RECORDS FOR THE TASK
┌──

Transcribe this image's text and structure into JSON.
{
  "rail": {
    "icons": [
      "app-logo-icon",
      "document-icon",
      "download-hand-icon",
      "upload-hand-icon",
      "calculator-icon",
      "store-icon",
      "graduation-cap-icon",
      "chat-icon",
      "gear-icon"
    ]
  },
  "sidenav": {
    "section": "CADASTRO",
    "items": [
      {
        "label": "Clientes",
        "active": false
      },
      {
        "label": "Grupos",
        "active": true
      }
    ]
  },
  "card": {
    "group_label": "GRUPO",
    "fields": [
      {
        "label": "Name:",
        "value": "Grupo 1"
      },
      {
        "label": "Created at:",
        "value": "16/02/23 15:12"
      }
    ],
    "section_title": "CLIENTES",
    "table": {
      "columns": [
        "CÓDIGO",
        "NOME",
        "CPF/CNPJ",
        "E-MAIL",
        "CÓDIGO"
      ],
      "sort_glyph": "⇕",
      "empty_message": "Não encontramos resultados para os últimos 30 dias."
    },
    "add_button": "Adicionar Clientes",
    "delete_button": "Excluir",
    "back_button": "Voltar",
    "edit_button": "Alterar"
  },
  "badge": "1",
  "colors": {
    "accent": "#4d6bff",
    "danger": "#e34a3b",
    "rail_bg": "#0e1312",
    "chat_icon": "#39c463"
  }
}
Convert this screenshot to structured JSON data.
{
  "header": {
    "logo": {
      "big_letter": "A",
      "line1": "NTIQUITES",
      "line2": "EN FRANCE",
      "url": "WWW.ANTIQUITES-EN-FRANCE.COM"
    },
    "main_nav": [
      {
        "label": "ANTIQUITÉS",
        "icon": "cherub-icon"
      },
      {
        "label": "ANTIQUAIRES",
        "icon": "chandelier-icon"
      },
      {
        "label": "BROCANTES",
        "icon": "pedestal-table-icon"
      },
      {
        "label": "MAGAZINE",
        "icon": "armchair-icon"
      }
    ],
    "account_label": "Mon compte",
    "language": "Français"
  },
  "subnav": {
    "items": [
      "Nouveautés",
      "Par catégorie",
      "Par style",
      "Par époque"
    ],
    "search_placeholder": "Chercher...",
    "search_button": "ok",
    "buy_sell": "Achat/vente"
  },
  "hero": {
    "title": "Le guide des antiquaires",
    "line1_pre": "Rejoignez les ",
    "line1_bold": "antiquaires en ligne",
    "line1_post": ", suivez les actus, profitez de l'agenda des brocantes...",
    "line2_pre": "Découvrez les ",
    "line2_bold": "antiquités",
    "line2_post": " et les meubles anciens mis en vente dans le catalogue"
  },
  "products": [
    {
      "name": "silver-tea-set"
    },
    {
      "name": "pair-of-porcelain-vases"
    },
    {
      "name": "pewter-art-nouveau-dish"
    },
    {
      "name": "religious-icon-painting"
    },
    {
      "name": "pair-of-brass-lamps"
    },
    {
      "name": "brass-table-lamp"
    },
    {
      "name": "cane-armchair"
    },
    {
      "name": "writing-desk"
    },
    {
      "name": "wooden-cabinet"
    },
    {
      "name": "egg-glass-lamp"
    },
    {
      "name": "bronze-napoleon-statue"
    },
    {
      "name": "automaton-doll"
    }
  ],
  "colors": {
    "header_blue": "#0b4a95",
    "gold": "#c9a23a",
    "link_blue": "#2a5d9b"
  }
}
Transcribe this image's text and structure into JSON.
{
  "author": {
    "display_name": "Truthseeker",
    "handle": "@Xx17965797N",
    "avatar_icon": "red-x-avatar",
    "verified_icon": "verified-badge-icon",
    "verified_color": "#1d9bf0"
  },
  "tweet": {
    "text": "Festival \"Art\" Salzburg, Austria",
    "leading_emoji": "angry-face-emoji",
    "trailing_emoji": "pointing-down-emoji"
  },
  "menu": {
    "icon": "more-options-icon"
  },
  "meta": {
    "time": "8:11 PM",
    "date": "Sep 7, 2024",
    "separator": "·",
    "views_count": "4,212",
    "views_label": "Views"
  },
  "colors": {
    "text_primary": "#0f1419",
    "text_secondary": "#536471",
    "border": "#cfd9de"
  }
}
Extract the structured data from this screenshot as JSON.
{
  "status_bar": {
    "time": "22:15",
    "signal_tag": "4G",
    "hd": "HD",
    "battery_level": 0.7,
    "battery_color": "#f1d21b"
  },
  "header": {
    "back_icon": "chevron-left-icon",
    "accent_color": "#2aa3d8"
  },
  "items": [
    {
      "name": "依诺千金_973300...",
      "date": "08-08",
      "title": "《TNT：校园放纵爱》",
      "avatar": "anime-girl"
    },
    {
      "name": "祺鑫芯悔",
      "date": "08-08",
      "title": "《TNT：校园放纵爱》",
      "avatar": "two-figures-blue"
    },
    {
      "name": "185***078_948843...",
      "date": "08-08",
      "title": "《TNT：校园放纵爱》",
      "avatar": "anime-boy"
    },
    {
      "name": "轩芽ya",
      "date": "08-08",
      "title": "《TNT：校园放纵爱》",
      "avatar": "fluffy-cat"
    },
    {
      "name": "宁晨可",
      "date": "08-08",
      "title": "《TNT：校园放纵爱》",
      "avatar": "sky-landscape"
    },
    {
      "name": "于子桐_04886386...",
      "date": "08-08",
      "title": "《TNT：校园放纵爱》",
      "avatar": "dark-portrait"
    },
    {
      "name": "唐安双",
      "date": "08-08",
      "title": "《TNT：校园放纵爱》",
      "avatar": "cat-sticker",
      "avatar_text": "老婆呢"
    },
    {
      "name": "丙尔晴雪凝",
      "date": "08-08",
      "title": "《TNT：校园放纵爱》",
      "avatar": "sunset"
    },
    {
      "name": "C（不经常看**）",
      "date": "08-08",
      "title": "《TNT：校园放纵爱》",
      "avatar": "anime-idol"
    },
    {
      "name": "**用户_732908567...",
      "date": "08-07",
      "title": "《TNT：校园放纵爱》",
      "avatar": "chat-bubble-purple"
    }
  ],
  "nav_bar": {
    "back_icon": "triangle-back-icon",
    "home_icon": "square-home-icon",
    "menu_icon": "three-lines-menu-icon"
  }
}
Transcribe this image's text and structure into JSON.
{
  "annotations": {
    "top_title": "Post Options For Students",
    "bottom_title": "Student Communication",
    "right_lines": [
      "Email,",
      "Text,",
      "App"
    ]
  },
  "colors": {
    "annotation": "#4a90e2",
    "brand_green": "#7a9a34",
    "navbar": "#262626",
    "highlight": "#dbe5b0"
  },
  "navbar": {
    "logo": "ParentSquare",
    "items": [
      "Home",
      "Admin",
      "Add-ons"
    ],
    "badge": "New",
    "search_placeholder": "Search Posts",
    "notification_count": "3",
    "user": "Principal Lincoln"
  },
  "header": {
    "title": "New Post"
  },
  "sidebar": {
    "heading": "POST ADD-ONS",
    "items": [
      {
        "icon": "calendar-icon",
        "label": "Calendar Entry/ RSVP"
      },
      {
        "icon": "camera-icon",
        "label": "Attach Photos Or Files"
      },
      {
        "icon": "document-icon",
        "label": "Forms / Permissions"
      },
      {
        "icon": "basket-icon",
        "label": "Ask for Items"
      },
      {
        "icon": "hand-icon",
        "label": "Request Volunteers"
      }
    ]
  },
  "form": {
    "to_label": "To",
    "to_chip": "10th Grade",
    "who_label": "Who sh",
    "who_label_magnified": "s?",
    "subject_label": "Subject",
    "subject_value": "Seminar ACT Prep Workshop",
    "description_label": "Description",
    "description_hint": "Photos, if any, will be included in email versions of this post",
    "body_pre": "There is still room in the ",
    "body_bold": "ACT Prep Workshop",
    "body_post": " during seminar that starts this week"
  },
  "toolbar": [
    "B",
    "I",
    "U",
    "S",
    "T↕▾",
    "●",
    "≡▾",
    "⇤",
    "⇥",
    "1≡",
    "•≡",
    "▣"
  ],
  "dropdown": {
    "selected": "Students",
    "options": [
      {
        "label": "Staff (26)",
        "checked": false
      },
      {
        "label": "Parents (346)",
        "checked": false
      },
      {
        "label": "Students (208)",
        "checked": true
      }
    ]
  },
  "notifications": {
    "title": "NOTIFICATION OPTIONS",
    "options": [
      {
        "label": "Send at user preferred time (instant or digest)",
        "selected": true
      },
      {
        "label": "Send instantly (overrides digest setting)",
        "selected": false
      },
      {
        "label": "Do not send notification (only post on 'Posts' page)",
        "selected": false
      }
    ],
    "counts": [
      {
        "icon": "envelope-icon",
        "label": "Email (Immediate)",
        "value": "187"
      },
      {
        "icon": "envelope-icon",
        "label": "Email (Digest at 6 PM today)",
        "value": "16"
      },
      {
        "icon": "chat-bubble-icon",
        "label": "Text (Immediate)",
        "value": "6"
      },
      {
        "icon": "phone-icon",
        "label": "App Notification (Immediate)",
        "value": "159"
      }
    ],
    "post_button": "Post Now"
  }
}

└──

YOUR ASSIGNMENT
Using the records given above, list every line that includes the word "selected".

RESPONSE BOX
    "selected": "Students",
        "selected": true
        "selected": false
        "selected": false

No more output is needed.